The Puget Sound Region is privileged to have a robust network of highly effective economic development organizations. Even in the midst of recession and now a sluggish recovery, we’ve seen new recruitment announcements, redoubled business retention efforts, and a host of exciting new cluster development programs.

But, after years of lean times and budget cuts, lately we’ve started to hear some question: Are we asking our economic developers to do too much with too little? Read the rest of this entry »


Daejeon Diary: Trees, Robots and Costco

April 18, 2010

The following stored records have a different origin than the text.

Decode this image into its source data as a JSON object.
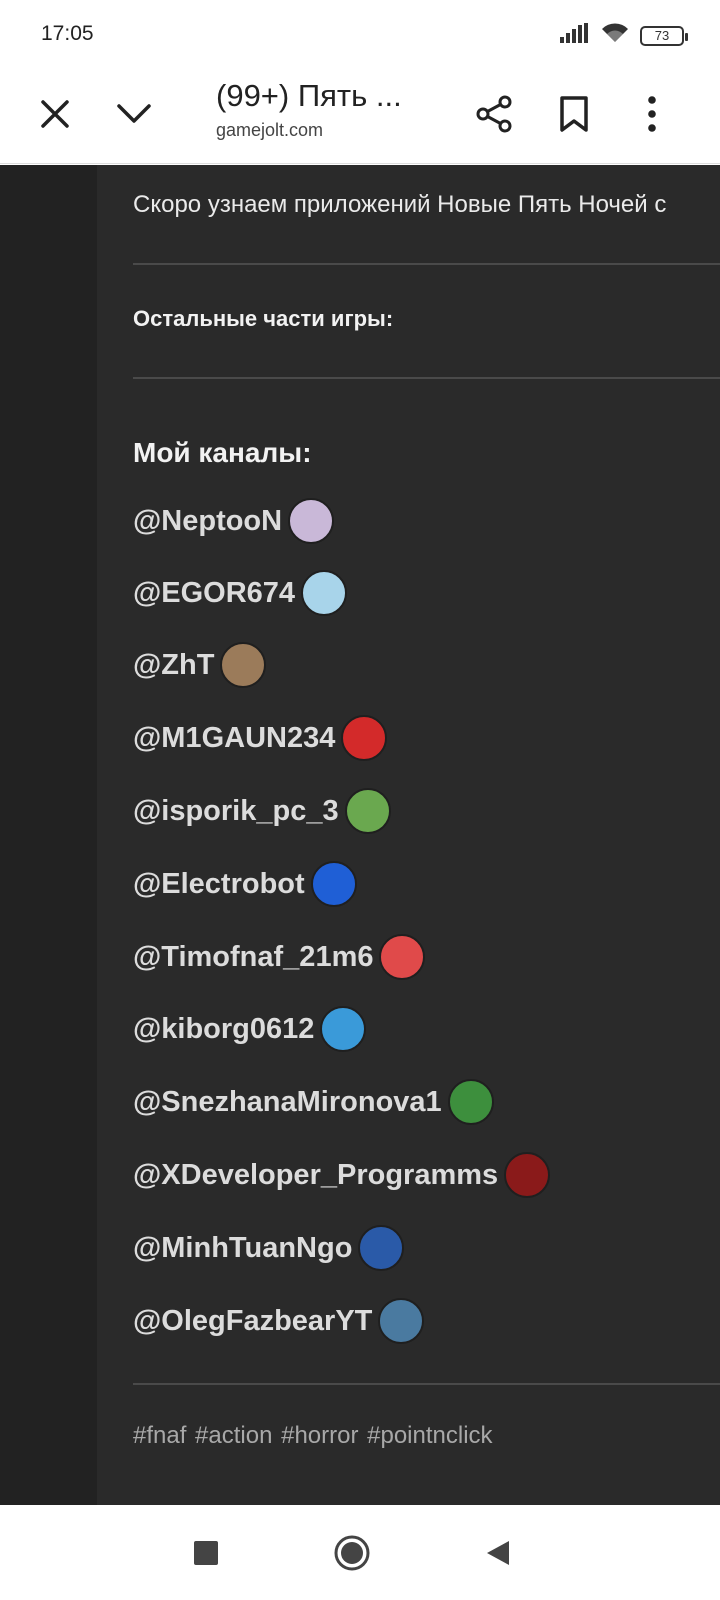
{
  "status_bar": {
    "time": "17:05",
    "battery": "73"
  },
  "toolbar": {
    "title": "(99+) Пять ...",
    "url": "gamejolt.com",
    "icons": [
      "close-icon",
      "chevron-down-icon",
      "share-icon",
      "bookmark-icon",
      "more-vert-icon"
    ]
  },
  "post": {
    "intro": "Скоро узнаем приложений Новые Пять Ночей с",
    "other_parts": "Остальные части игры:",
    "channels_title": "Мой каналы:",
    "channels": [
      {
        "name": "@NeptooN",
        "avatar_color": "#c9b8d8"
      },
      {
        "name": "@EGOR674",
        "avatar_color": "#a8d4ea"
      },
      {
        "name": "@ZhT",
        "avatar_color": "#9b7b5a"
      },
      {
        "name": "@M1GAUN234",
        "avatar_color": "#d32a2a"
      },
      {
        "name": "@isporik_pc_3",
        "avatar_color": "#6aa84f"
      },
      {
        "name": "@Electrobot",
        "avatar_color": "#1f5fd6"
      },
      {
        "name": "@Timofnaf_21m6",
        "avatar_color": "#e04a4a"
      },
      {
        "name": "@kiborg0612",
        "avatar_color": "#3a9ad9"
      },
      {
        "name": "@SnezhanaMironova1",
        "avatar_color": "#3d8f3d"
      },
      {
        "name": "@XDeveloper_Programms",
        "avatar_color": "#8a1a1a"
      },
      {
        "name": "@MinhTuanNgo",
        "avatar_color": "#2a5aa8"
      },
      {
        "name": "@OlegFazbearYT",
        "avatar_color": "#4a7aa0"
      }
    ],
    "tags": "#fnaf #action #horror #pointnclick"
  },
  "nav": {
    "icons": [
      "recents-square-icon",
      "home-circle-icon",
      "back-triangle-icon"
    ]
  }
}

Following up on Bill’s post about the Korea Study Mission, you can follow all the action of the trip here. The International Study Mission program has become the traveling university of the Greater Seattle area. For a region like ours which is so tied to the international economy, it is crucial our civic leadership understands the rest of the world.  In addition, we can learn from what others are doing to compete in the global economy and adapt those lessons to our region. Read the rest of this entry »


The Korean Success Story

April 18, 2010

Sam Anderson of the Master Builders 'listens' to a phone call through resonance

The 2010 International Study Mission, produced by the Greater Seattle Chamber and the Trade Development Alliance, is to Daejeon and Seoul, South Korea this week. I think we sometimes forget what a success story Korea is, but the country’s accomplishments are impressive. Read the rest of this entry »


What’s the Difference Between Silicon Valley and Siberia?

April 13, 2010

I can’t stop thinking about this NYT piece on the Russian government’s efforts to create their own “Silicon Valley,” a center for innovation and entrepreneurship. And it’s not only because of the quasi-comical Soviet-esque way they’re going about it (seriously, the idea was conceived by the Kremlin’s Commission on Modernization), but also because they’re struggling with the same questions that we and every other country still struggles with: how can you replicate the Bay Area’s success? Read the rest of this entry »